How Can I Help Protect Badgers?
P.L.A.N.’s research continues to build information about the elusive American Badger. We provide complimentary consulting for property owners and residents who believe they may have a Badger living among them. From 2011 to 2014, we have made over 40 consulting visits in West Petaluma and Sonoma County, often discovering and confirming the presence of Badger as it tries to establish a home habitat or moves through an area, foraging. We are encouraged by the majority of property owners who are interested in harmonious co-existence with Badgers and who respect this native mammal who contributes so positively to our upland and grassland ecosystems.
For a complimentary consultation or if you have questions about American Badger, contact us at firstname.lastname@example.org, or call 707-241-5548. If a perceived time sensitive situation, please call our 24/7 line and leave a message, 707-241-5548.

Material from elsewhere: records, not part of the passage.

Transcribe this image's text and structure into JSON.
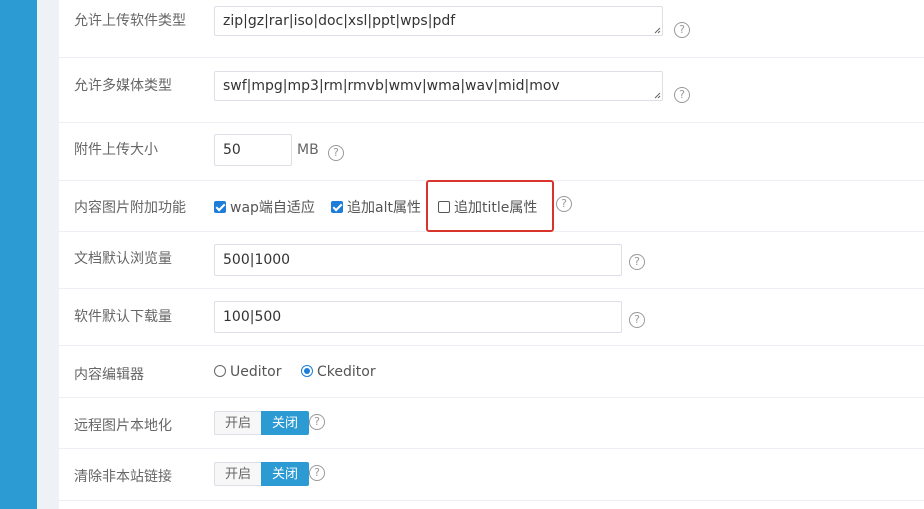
{
  "colors": {
    "sidebar": "#2c9bd3",
    "accent": "#1d7dd8",
    "highlight": "#d9342b"
  },
  "help_icon": "question-circle-icon",
  "upload_types": {
    "label": "允许上传软件类型",
    "value": "zip|gz|rar|iso|doc|xsl|ppt|wps|pdf"
  },
  "media_types": {
    "label": "允许多媒体类型",
    "value": "swf|mpg|mp3|rm|rmvb|wmv|wma|wav|mid|mov"
  },
  "attachment_size": {
    "label": "附件上传大小",
    "value": "50",
    "unit": "MB"
  },
  "image_features": {
    "label": "内容图片附加功能",
    "options": [
      {
        "label": "wap端自适应",
        "checked": true
      },
      {
        "label": "追加alt属性",
        "checked": true
      },
      {
        "label": "追加title属性",
        "checked": false
      }
    ]
  },
  "doc_views": {
    "label": "文档默认浏览量",
    "value": "500|1000"
  },
  "soft_downloads": {
    "label": "软件默认下载量",
    "value": "100|500"
  },
  "editor": {
    "label": "内容编辑器",
    "options": [
      {
        "label": "Ueditor",
        "selected": false
      },
      {
        "label": "Ckeditor",
        "selected": true
      }
    ]
  },
  "remote_image": {
    "label": "远程图片本地化",
    "on_label": "开启",
    "off_label": "关闭",
    "active": "关闭"
  },
  "clear_links": {
    "label": "清除非本站链接",
    "on_label": "开启",
    "off_label": "关闭",
    "active": "关闭"
  }
}
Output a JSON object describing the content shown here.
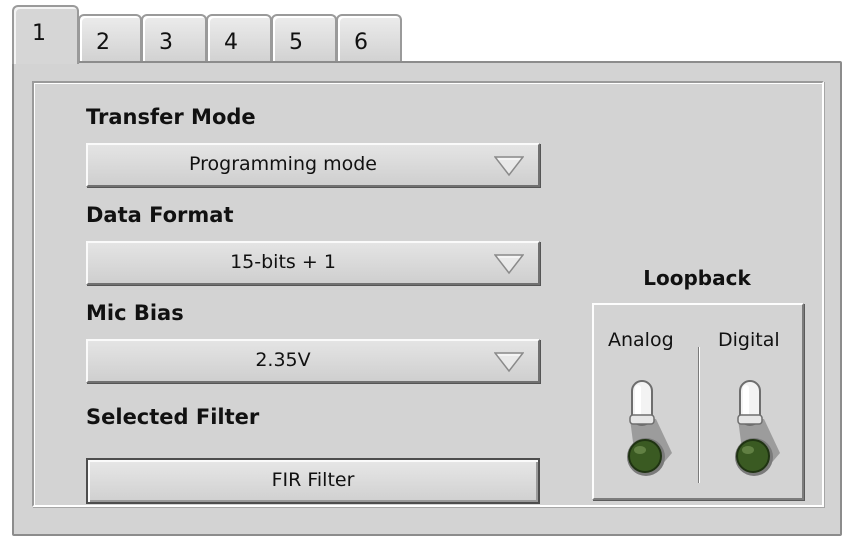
{
  "tabs": [
    {
      "label": "1",
      "active": true
    },
    {
      "label": "2",
      "active": false
    },
    {
      "label": "3",
      "active": false
    },
    {
      "label": "4",
      "active": false
    },
    {
      "label": "5",
      "active": false
    },
    {
      "label": "6",
      "active": false
    }
  ],
  "transfer_mode": {
    "label": "Transfer Mode",
    "value": "Programming mode"
  },
  "data_format": {
    "label": "Data Format",
    "value": "15-bits + 1"
  },
  "mic_bias": {
    "label": "Mic Bias",
    "value": "2.35V"
  },
  "selected_filter": {
    "label": "Selected Filter",
    "value": "FIR Filter"
  },
  "loopback": {
    "title": "Loopback",
    "analog_label": "Analog",
    "digital_label": "Digital",
    "analog_on": false,
    "digital_on": false
  },
  "colors": {
    "panel": "#d3d3d3",
    "led_off": "#3a5a22",
    "dropdown_face": "#dadada"
  },
  "icons": {
    "dropdown_arrow": "triangle-down-outline-icon",
    "toggle": "toggle-switch-icon",
    "led": "led-indicator-icon"
  }
}
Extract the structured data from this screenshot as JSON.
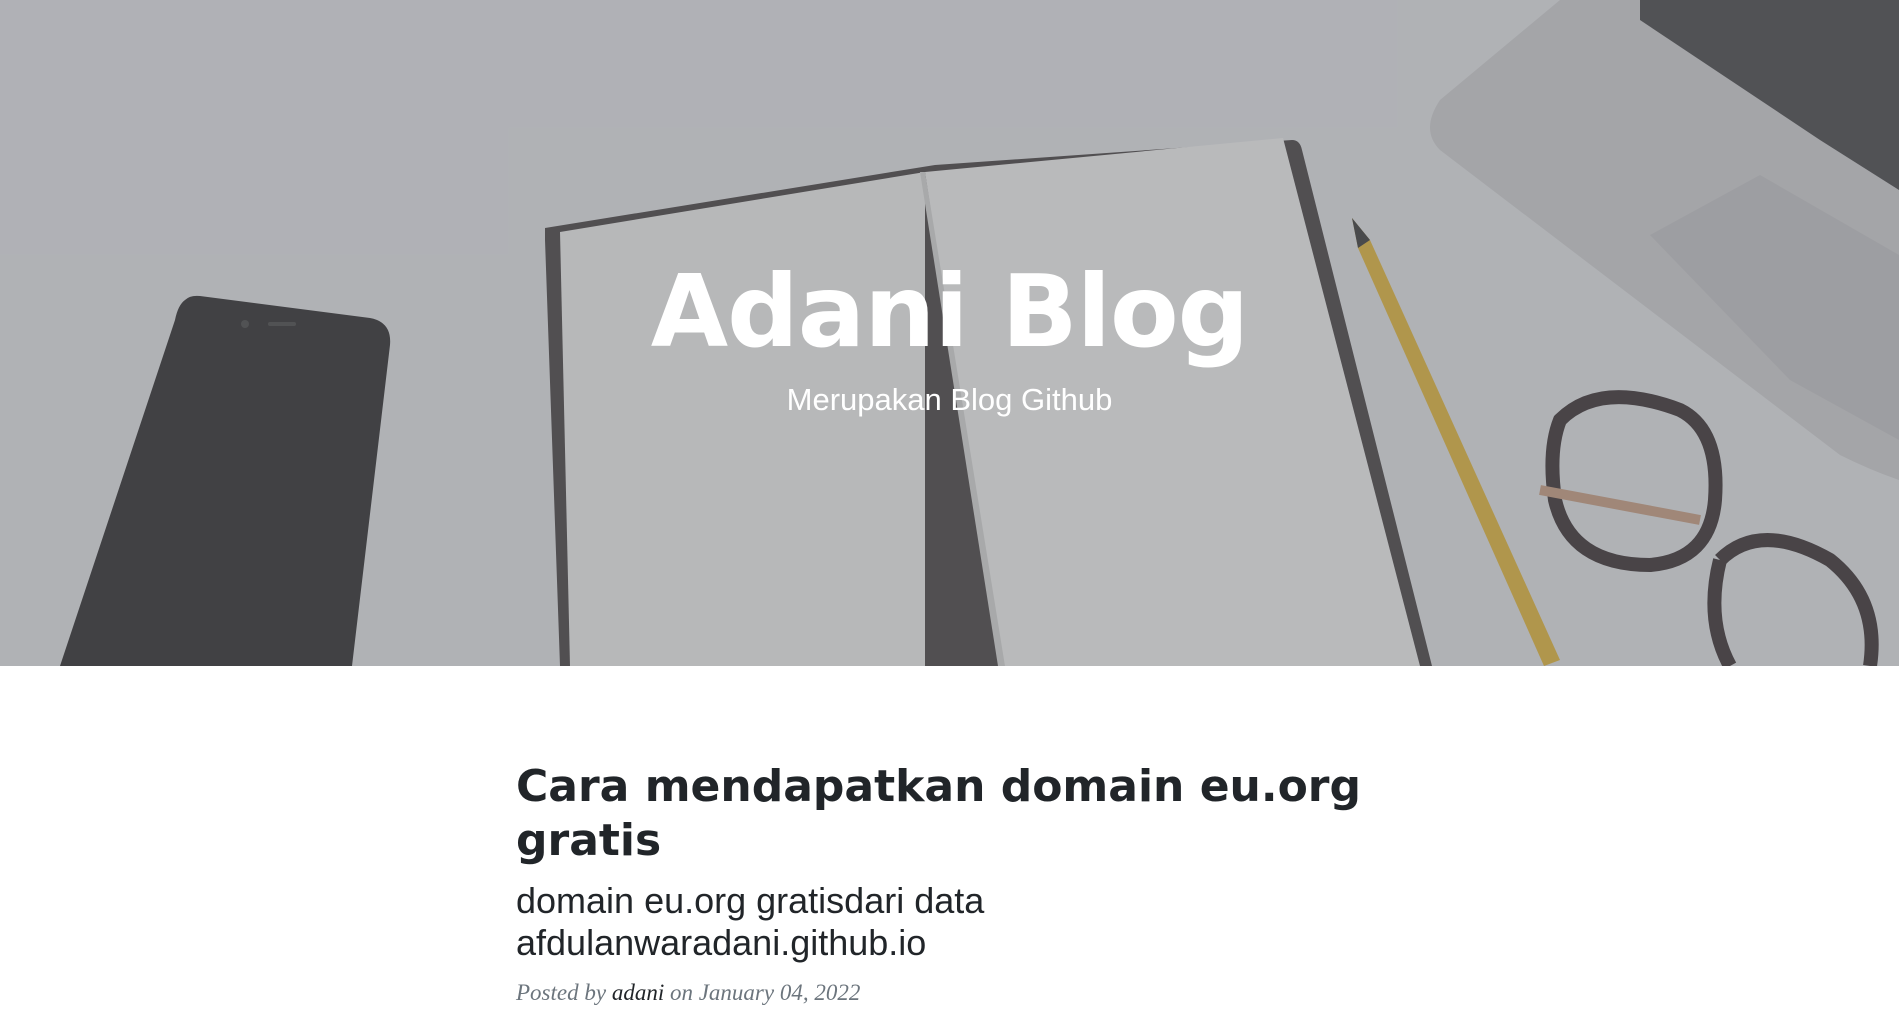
{
  "header": {
    "title": "Adani Blog",
    "subtitle": "Merupakan Blog Github"
  },
  "posts": [
    {
      "title": "Cara mendapatkan domain eu.org gratis",
      "subtitle": "domain eu.org gratisdari data afdulanwaradani.github.io",
      "meta_prefix": "Posted by",
      "author": "adani",
      "meta_on": "on",
      "date": "January 04, 2022"
    }
  ],
  "colors": {
    "overlay": "#6e7076",
    "text_dark": "#212529",
    "meta_gray": "#6c757d"
  },
  "icons": [
    "hero-photo-phone",
    "hero-photo-notebook",
    "hero-photo-pencil",
    "hero-photo-glasses",
    "hero-photo-laptop"
  ]
}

An interest in helping to protect the American Badger also indirectly helps protect many other wildlife species – including Great-Horned Owl, Barn Owl, Hawks and Kites – who all seek similar prey to the American Badger. Our respect for all these species increased even more when, after 13 years of observation of habitat and foraging patterns on Paula Lane in West Petaluma, we were able to conclude that the species seeking the same prey appear to have a collaborative relationship in terms of not depleting the prey base and capturing what is needed, while leaving prey for the other species who have the same foraging and hunting interest. We believe this is a subtle, yet powerful identifier of how natural ecosystems remain in balance as long as there is no human disturbance.
The 2014 report on American Badger in Sonoma and Marin Counties and the San Francisco Bay Area is available. Click here to access the 2014 report.
The American Badger in Sonoma County - State of the Badger 2013 report can be found here.